How to complete this task. Repeat all of the data precisely.

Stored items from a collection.
▼▼▼
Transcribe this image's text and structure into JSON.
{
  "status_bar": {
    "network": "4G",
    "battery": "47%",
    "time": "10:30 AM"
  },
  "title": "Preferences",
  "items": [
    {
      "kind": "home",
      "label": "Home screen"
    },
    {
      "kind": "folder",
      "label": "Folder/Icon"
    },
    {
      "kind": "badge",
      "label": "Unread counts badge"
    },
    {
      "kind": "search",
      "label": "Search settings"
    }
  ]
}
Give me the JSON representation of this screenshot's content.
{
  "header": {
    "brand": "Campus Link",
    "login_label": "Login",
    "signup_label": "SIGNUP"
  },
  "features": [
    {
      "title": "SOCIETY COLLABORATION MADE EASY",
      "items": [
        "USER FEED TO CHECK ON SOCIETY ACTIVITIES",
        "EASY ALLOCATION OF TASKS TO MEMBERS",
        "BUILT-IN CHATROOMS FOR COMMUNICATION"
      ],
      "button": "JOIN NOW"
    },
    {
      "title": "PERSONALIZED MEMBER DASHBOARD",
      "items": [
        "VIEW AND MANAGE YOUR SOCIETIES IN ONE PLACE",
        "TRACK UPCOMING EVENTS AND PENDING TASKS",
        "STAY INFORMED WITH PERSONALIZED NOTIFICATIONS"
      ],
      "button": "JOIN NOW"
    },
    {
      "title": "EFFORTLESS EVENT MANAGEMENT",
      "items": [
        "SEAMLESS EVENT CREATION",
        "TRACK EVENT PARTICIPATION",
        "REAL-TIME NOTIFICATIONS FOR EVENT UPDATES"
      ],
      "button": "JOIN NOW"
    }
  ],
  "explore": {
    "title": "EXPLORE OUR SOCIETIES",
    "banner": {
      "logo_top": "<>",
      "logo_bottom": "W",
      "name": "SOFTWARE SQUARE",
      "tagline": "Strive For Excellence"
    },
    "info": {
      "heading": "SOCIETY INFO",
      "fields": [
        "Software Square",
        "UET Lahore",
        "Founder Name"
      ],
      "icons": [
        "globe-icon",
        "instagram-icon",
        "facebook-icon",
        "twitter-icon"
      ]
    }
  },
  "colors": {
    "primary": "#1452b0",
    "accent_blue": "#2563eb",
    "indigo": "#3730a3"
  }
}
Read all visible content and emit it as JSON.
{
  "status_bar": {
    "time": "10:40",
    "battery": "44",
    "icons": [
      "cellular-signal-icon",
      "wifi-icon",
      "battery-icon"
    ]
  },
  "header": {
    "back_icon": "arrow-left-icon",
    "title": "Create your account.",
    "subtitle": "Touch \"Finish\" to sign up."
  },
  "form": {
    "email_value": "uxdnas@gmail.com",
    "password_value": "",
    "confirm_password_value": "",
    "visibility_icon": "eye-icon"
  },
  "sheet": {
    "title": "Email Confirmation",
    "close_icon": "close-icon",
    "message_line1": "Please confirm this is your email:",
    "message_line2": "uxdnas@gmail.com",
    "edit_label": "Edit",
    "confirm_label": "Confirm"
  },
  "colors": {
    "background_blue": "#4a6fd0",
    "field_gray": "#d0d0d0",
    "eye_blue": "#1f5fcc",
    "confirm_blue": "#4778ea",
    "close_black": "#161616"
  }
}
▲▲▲
Result.
Transcribe this image's text and structure into JSON.
{
  "status_bar": {
    "network": "4G",
    "battery": "47%",
    "time": "10:30 AM"
  },
  "title": "Preferences",
  "items": [
    {
      "kind": "home",
      "label": "Home screen"
    },
    {
      "kind": "folder",
      "label": "Folder/Icon"
    },
    {
      "kind": "badge",
      "label": "Unread counts badge"
    },
    {
      "kind": "search",
      "label": "Search settings"
    }
  ]
}
Give me the JSON representation of this screenshot's content.
{
  "header": {
    "brand": "Campus Link",
    "login_label": "Login",
    "signup_label": "SIGNUP"
  },
  "features": [
    {
      "title": "SOCIETY COLLABORATION MADE EASY",
      "items": [
        "USER FEED TO CHECK ON SOCIETY ACTIVITIES",
        "EASY ALLOCATION OF TASKS TO MEMBERS",
        "BUILT-IN CHATROOMS FOR COMMUNICATION"
      ],
      "button": "JOIN NOW"
    },
    {
      "title": "PERSONALIZED MEMBER DASHBOARD",
      "items": [
        "VIEW AND MANAGE YOUR SOCIETIES IN ONE PLACE",
        "TRACK UPCOMING EVENTS AND PENDING TASKS",
        "STAY INFORMED WITH PERSONALIZED NOTIFICATIONS"
      ],
      "button": "JOIN NOW"
    },
    {
      "title": "EFFORTLESS EVENT MANAGEMENT",
      "items": [
        "SEAMLESS EVENT CREATION",
        "TRACK EVENT PARTICIPATION",
        "REAL-TIME NOTIFICATIONS FOR EVENT UPDATES"
      ],
      "button": "JOIN NOW"
    }
  ],
  "explore": {
    "title": "EXPLORE OUR SOCIETIES",
    "banner": {
      "logo_top": "<>",
      "logo_bottom": "W",
      "name": "SOFTWARE SQUARE",
      "tagline": "Strive For Excellence"
    },
    "info": {
      "heading": "SOCIETY INFO",
      "fields": [
        "Software Square",
        "UET Lahore",
        "Founder Name"
      ],
      "icons": [
        "globe-icon",
        "instagram-icon",
        "facebook-icon",
        "twitter-icon"
      ]
    }
  },
  "colors": {
    "primary": "#1452b0",
    "accent_blue": "#2563eb",
    "indigo": "#3730a3"
  }
}
Read all visible content and emit it as JSON.
{
  "status_bar": {
    "time": "10:40",
    "battery": "44",
    "icons": [
      "cellular-signal-icon",
      "wifi-icon",
      "battery-icon"
    ]
  },
  "header": {
    "back_icon": "arrow-left-icon",
    "title": "Create your account.",
    "subtitle": "Touch \"Finish\" to sign up."
  },
  "form": {
    "email_value": "uxdnas@gmail.com",
    "password_value": "",
    "confirm_password_value": "",
    "visibility_icon": "eye-icon"
  },
  "sheet": {
    "title": "Email Confirmation",
    "close_icon": "close-icon",
    "message_line1": "Please confirm this is your email:",
    "message_line2": "uxdnas@gmail.com",
    "edit_label": "Edit",
    "confirm_label": "Confirm"
  },
  "colors": {
    "background_blue": "#4a6fd0",
    "field_gray": "#d0d0d0",
    "eye_blue": "#1f5fcc",
    "confirm_blue": "#4778ea",
    "close_black": "#161616"
  }
}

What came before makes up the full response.